Shortly after Thanksgiving, we packed our bags and ventured off to Riyadh, Saudi Arabia for the inaugural @Hack cybersecurity event. We were invited to exhibit at the SecureLink booth, who we recently partnered with to expand NetSPI’s services to the Middle East and Africa (MEA).
Over the past two years, the Kingdom of Saudi Arabia has gone through accelerated digital transformation, driven heavily by its Vision 2030 reform plan. And with this digital transformation, comes expanded attack surfaces and more exposure to cyber threats. This was a key theme and concern during the event – and a large part of why the event was organized in the first place.
It was exciting to see the energy and enthusiasm around technology and cybersecurity (almost as exciting as when we realized that @Hack was synonymous with “attack”). @Hack organizers estimated that more than 14,000 people from 70 countries were in attendance, many of which we spoke to at the NetSPI stand about the state of security in Saudi Arabia, penetration testing, cybersecurity education, cybersecurity jobs, and more.
As we packed up to head to our next destinations, we took time to reflect on our conversations, the people we met, and the key themes we observed on the show floor.
Cybersecurity Maturity in the Kingdom of Saudi Arabia
The Kingdom of Saudi Arabia has only recently focused on transforming their technological infrastructure and has invested in becoming a technological powerhouse in the region. At the conference itself, we saw the use of QR codes, mobile payments, digital sharing of contact information, and more. Although their technology adoption is very high, there is an opportunity for the region to mature its understanding of and focus on cybersecurity challenges.
One of the younger attendees came from Egypt and participated in the “bug bounty” challenge. He came in 2nd place and mentioned how the challenge to him was simple compared to what he was used to in his home country. To us, this indicates that security is not necessarily at the forefront of Saudi Arabia’s considerations when acquiring or deploying technology, and there is some catching up it needs to do to ensure security keeps pace with its technological developments.
We also recognized that most of the cybersecurity work performed is based on what is mandated by the Kingdom of Saudi Arabia government. Penetration testing services are not a large part of that discussion today, but we anticipate security testing activities – pentesting, secure code review, threat modeling, red team, design reviews – will be part of the requirements very soon.
The State of Penetration Testing
At the event, we were surprised to hear that the concept of penetration testing is new to most people and organizations in the region. In many of our conversations, we heard that they were interested in purchasing products and software solutions that could take care of all security concerns. But, as we know, even the largest technology companies can make security mistakes (see: Microsoft Azure CVE-2021-4306).
There were a number of misconceptions about penetration testing that we helped to address at the show. Notably, the difference between penetration testing and simply running an automated scanner tool or a monitoring solution.
The explosion in technology adoption over the last few years has caused many companies to rapidly seek new and innovative security solutions, however, the adoption of pentesting services in the Middle East will be largely driven by regulation.
Youth and Women in Cybersecurity
@Hack brought a diverse group of people together.
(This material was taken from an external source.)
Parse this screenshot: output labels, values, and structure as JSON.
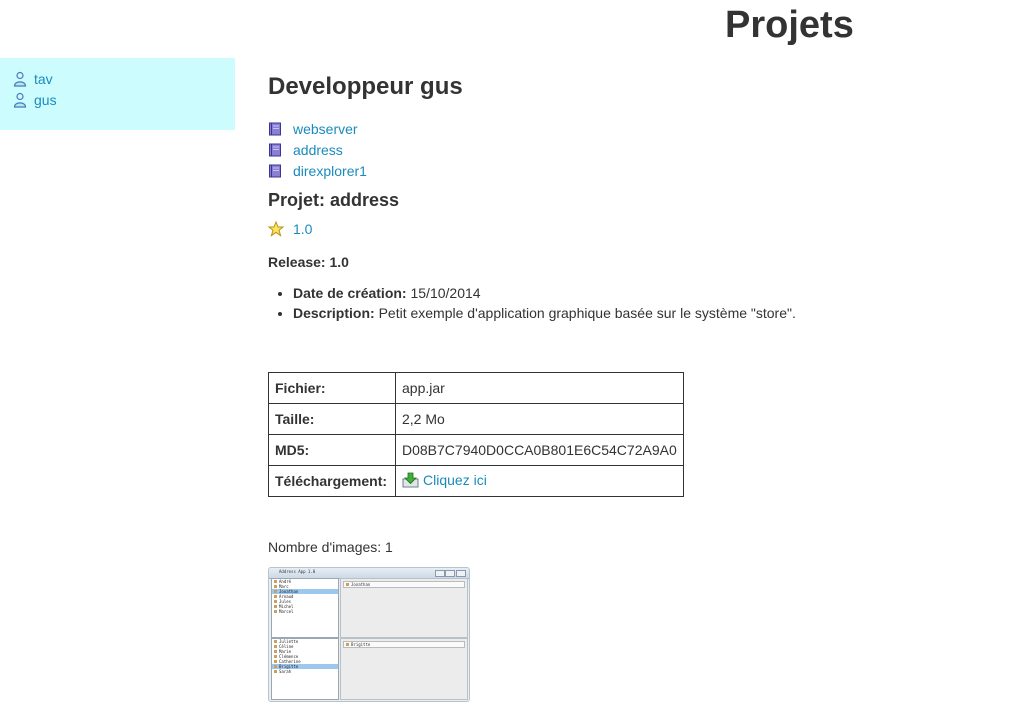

Students as young as 11 stopped by our booth and were eager to learn from us. It was incredible to see the younger generation’s interest in cybersecurity careers and education. Questions we were asked include, “how can we learn more?”, “where can I find more resources?”, “what resources should I look at to become a pentester?”, and “can you hire me and train me?”
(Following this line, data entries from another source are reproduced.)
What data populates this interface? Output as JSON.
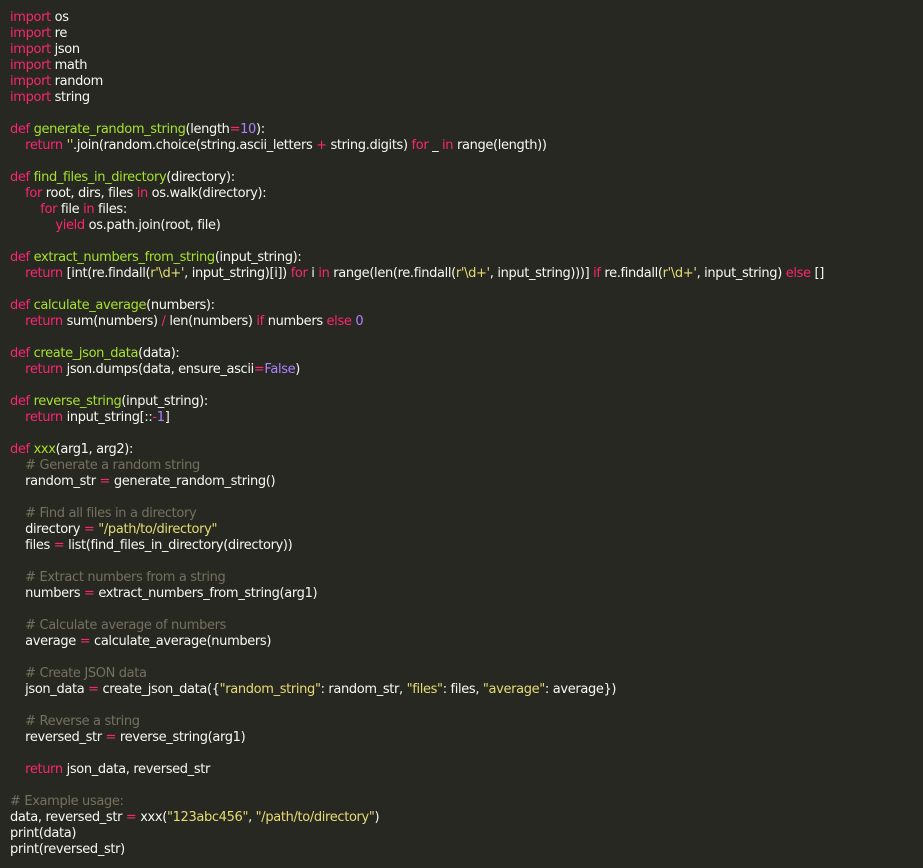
{
  "editor": {
    "theme": {
      "background": "#272822",
      "foreground": "#f8f8f2",
      "keyword": "#f92672",
      "function": "#a6e22e",
      "string": "#e6db74",
      "number": "#ae81ff",
      "comment": "#75715e"
    },
    "lines": [
      [
        {
          "t": "kw",
          "v": "import"
        },
        {
          "t": "txt",
          "v": " os"
        }
      ],
      [
        {
          "t": "kw",
          "v": "import"
        },
        {
          "t": "txt",
          "v": " re"
        }
      ],
      [
        {
          "t": "kw",
          "v": "import"
        },
        {
          "t": "txt",
          "v": " json"
        }
      ],
      [
        {
          "t": "kw",
          "v": "import"
        },
        {
          "t": "txt",
          "v": " math"
        }
      ],
      [
        {
          "t": "kw",
          "v": "import"
        },
        {
          "t": "txt",
          "v": " random"
        }
      ],
      [
        {
          "t": "kw",
          "v": "import"
        },
        {
          "t": "txt",
          "v": " string"
        }
      ],
      [],
      [
        {
          "t": "kw",
          "v": "def"
        },
        {
          "t": "txt",
          "v": " "
        },
        {
          "t": "fn",
          "v": "generate_random_string"
        },
        {
          "t": "txt",
          "v": "(length"
        },
        {
          "t": "op",
          "v": "="
        },
        {
          "t": "num",
          "v": "10"
        },
        {
          "t": "txt",
          "v": "):"
        }
      ],
      [
        {
          "t": "txt",
          "v": "    "
        },
        {
          "t": "kw",
          "v": "return"
        },
        {
          "t": "txt",
          "v": " "
        },
        {
          "t": "str",
          "v": "''"
        },
        {
          "t": "txt",
          "v": ".join(random.choice(string.ascii_letters "
        },
        {
          "t": "op",
          "v": "+"
        },
        {
          "t": "txt",
          "v": " string.digits) "
        },
        {
          "t": "kw",
          "v": "for"
        },
        {
          "t": "txt",
          "v": " _ "
        },
        {
          "t": "kw",
          "v": "in"
        },
        {
          "t": "txt",
          "v": " range(length))"
        }
      ],
      [],
      [
        {
          "t": "kw",
          "v": "def"
        },
        {
          "t": "txt",
          "v": " "
        },
        {
          "t": "fn",
          "v": "find_files_in_directory"
        },
        {
          "t": "txt",
          "v": "(directory):"
        }
      ],
      [
        {
          "t": "txt",
          "v": "    "
        },
        {
          "t": "kw",
          "v": "for"
        },
        {
          "t": "txt",
          "v": " root, dirs, files "
        },
        {
          "t": "kw",
          "v": "in"
        },
        {
          "t": "txt",
          "v": " os.walk(directory):"
        }
      ],
      [
        {
          "t": "txt",
          "v": "        "
        },
        {
          "t": "kw",
          "v": "for"
        },
        {
          "t": "txt",
          "v": " file "
        },
        {
          "t": "kw",
          "v": "in"
        },
        {
          "t": "txt",
          "v": " files:"
        }
      ],
      [
        {
          "t": "txt",
          "v": "            "
        },
        {
          "t": "kw",
          "v": "yield"
        },
        {
          "t": "txt",
          "v": " os.path.join(root, file)"
        }
      ],
      [],
      [
        {
          "t": "kw",
          "v": "def"
        },
        {
          "t": "txt",
          "v": " "
        },
        {
          "t": "fn",
          "v": "extract_numbers_from_string"
        },
        {
          "t": "txt",
          "v": "(input_string):"
        }
      ],
      [
        {
          "t": "txt",
          "v": "    "
        },
        {
          "t": "kw",
          "v": "return"
        },
        {
          "t": "txt",
          "v": " [int(re.findall("
        },
        {
          "t": "str",
          "v": "r'\\d+'"
        },
        {
          "t": "txt",
          "v": ", input_string)[i]) "
        },
        {
          "t": "kw",
          "v": "for"
        },
        {
          "t": "txt",
          "v": " i "
        },
        {
          "t": "kw",
          "v": "in"
        },
        {
          "t": "txt",
          "v": " range(len(re.findall("
        },
        {
          "t": "str",
          "v": "r'\\d+'"
        },
        {
          "t": "txt",
          "v": ", input_string)))] "
        },
        {
          "t": "kw",
          "v": "if"
        },
        {
          "t": "txt",
          "v": " re.findall("
        },
        {
          "t": "str",
          "v": "r'\\d+'"
        },
        {
          "t": "txt",
          "v": ", input_string) "
        },
        {
          "t": "kw",
          "v": "else"
        },
        {
          "t": "txt",
          "v": " []"
        }
      ],
      [],
      [
        {
          "t": "kw",
          "v": "def"
        },
        {
          "t": "txt",
          "v": " "
        },
        {
          "t": "fn",
          "v": "calculate_average"
        },
        {
          "t": "txt",
          "v": "(numbers):"
        }
      ],
      [
        {
          "t": "txt",
          "v": "    "
        },
        {
          "t": "kw",
          "v": "return"
        },
        {
          "t": "txt",
          "v": " sum(numbers) "
        },
        {
          "t": "op",
          "v": "/"
        },
        {
          "t": "txt",
          "v": " len(numbers) "
        },
        {
          "t": "kw",
          "v": "if"
        },
        {
          "t": "txt",
          "v": " numbers "
        },
        {
          "t": "kw",
          "v": "else"
        },
        {
          "t": "txt",
          "v": " "
        },
        {
          "t": "num",
          "v": "0"
        }
      ],
      [],
      [
        {
          "t": "kw",
          "v": "def"
        },
        {
          "t": "txt",
          "v": " "
        },
        {
          "t": "fn",
          "v": "create_json_data"
        },
        {
          "t": "txt",
          "v": "(data):"
        }
      ],
      [
        {
          "t": "txt",
          "v": "    "
        },
        {
          "t": "kw",
          "v": "return"
        },
        {
          "t": "txt",
          "v": " json.dumps(data, ensure_ascii"
        },
        {
          "t": "op",
          "v": "="
        },
        {
          "t": "num",
          "v": "False"
        },
        {
          "t": "txt",
          "v": ")"
        }
      ],
      [],
      [
        {
          "t": "kw",
          "v": "def"
        },
        {
          "t": "txt",
          "v": " "
        },
        {
          "t": "fn",
          "v": "reverse_string"
        },
        {
          "t": "txt",
          "v": "(input_string):"
        }
      ],
      [
        {
          "t": "txt",
          "v": "    "
        },
        {
          "t": "kw",
          "v": "return"
        },
        {
          "t": "txt",
          "v": " input_string[::"
        },
        {
          "t": "op",
          "v": "-"
        },
        {
          "t": "num",
          "v": "1"
        },
        {
          "t": "txt",
          "v": "]"
        }
      ],
      [],
      [
        {
          "t": "kw",
          "v": "def"
        },
        {
          "t": "txt",
          "v": " "
        },
        {
          "t": "fn",
          "v": "xxx"
        },
        {
          "t": "txt",
          "v": "(arg1, arg2):"
        }
      ],
      [
        {
          "t": "txt",
          "v": "    "
        },
        {
          "t": "cm",
          "v": "# Generate a random string"
        }
      ],
      [
        {
          "t": "txt",
          "v": "    random_str "
        },
        {
          "t": "op",
          "v": "="
        },
        {
          "t": "txt",
          "v": " generate_random_string()"
        }
      ],
      [],
      [
        {
          "t": "txt",
          "v": "    "
        },
        {
          "t": "cm",
          "v": "# Find all files in a directory"
        }
      ],
      [
        {
          "t": "txt",
          "v": "    directory "
        },
        {
          "t": "op",
          "v": "="
        },
        {
          "t": "txt",
          "v": " "
        },
        {
          "t": "str",
          "v": "\"/path/to/directory\""
        }
      ],
      [
        {
          "t": "txt",
          "v": "    files "
        },
        {
          "t": "op",
          "v": "="
        },
        {
          "t": "txt",
          "v": " list(find_files_in_directory(directory))"
        }
      ],
      [],
      [
        {
          "t": "txt",
          "v": "    "
        },
        {
          "t": "cm",
          "v": "# Extract numbers from a string"
        }
      ],
      [
        {
          "t": "txt",
          "v": "    numbers "
        },
        {
          "t": "op",
          "v": "="
        },
        {
          "t": "txt",
          "v": " extract_numbers_from_string(arg1)"
        }
      ],
      [],
      [
        {
          "t": "txt",
          "v": "    "
        },
        {
          "t": "cm",
          "v": "# Calculate average of numbers"
        }
      ],
      [
        {
          "t": "txt",
          "v": "    average "
        },
        {
          "t": "op",
          "v": "="
        },
        {
          "t": "txt",
          "v": " calculate_average(numbers)"
        }
      ],
      [],
      [
        {
          "t": "txt",
          "v": "    "
        },
        {
          "t": "cm",
          "v": "# Create JSON data"
        }
      ],
      [
        {
          "t": "txt",
          "v": "    json_data "
        },
        {
          "t": "op",
          "v": "="
        },
        {
          "t": "txt",
          "v": " create_json_data({"
        },
        {
          "t": "str",
          "v": "\"random_string\""
        },
        {
          "t": "txt",
          "v": ": random_str, "
        },
        {
          "t": "str",
          "v": "\"files\""
        },
        {
          "t": "txt",
          "v": ": files, "
        },
        {
          "t": "str",
          "v": "\"average\""
        },
        {
          "t": "txt",
          "v": ": average})"
        }
      ],
      [],
      [
        {
          "t": "txt",
          "v": "    "
        },
        {
          "t": "cm",
          "v": "# Reverse a string"
        }
      ],
      [
        {
          "t": "txt",
          "v": "    reversed_str "
        },
        {
          "t": "op",
          "v": "="
        },
        {
          "t": "txt",
          "v": " reverse_string(arg1)"
        }
      ],
      [],
      [
        {
          "t": "txt",
          "v": "    "
        },
        {
          "t": "kw",
          "v": "return"
        },
        {
          "t": "txt",
          "v": " json_data, reversed_str"
        }
      ],
      [],
      [
        {
          "t": "cm",
          "v": "# Example usage:"
        }
      ],
      [
        {
          "t": "txt",
          "v": "data, reversed_str "
        },
        {
          "t": "op",
          "v": "="
        },
        {
          "t": "txt",
          "v": " xxx("
        },
        {
          "t": "str",
          "v": "\"123abc456\""
        },
        {
          "t": "txt",
          "v": ", "
        },
        {
          "t": "str",
          "v": "\"/path/to/directory\""
        },
        {
          "t": "txt",
          "v": ")"
        }
      ],
      [
        {
          "t": "txt",
          "v": "print(data)"
        }
      ],
      [
        {
          "t": "txt",
          "v": "print(reversed_str)"
        }
      ]
    ]
  }
}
A large portion of those coming into the industry are students who have learned from global online communities, including bug bounties, capture the flag, and online forums. For continued reading, this Arab News article highlights some of the young attendees involved at the event.
Across the globe, there are initiatives to get women more involved in cybersecurity. Cybersecurity Ventures and WiCys predict that women will hold 25 percent of cybersecurity jobs globally by the end of 2021, up from 20 percent in 2019. This was evident @Hack.
Women were equally, if not more, involved at the conference than their male counterparts in terms of communication, interest, types of questions they were asking, etc. The transition to more progressive ideologies in the region has clearly resulted in a large influx of highly educated and motivated women wanting to break into the space.
Overall, the event was a great opportunity to connect and share information with security peers across the globe and we hope they will put on @Hack next year. With our new SecureLink partnership, we’re excited to continue educating the region on the benefits of penetration testing and the value it brings when done well. Want to connect with us at the next big cybersecurity event? We’re heading to RSA Conference in San Francisco, February 7-10, 2022. Schedule a meeting with us!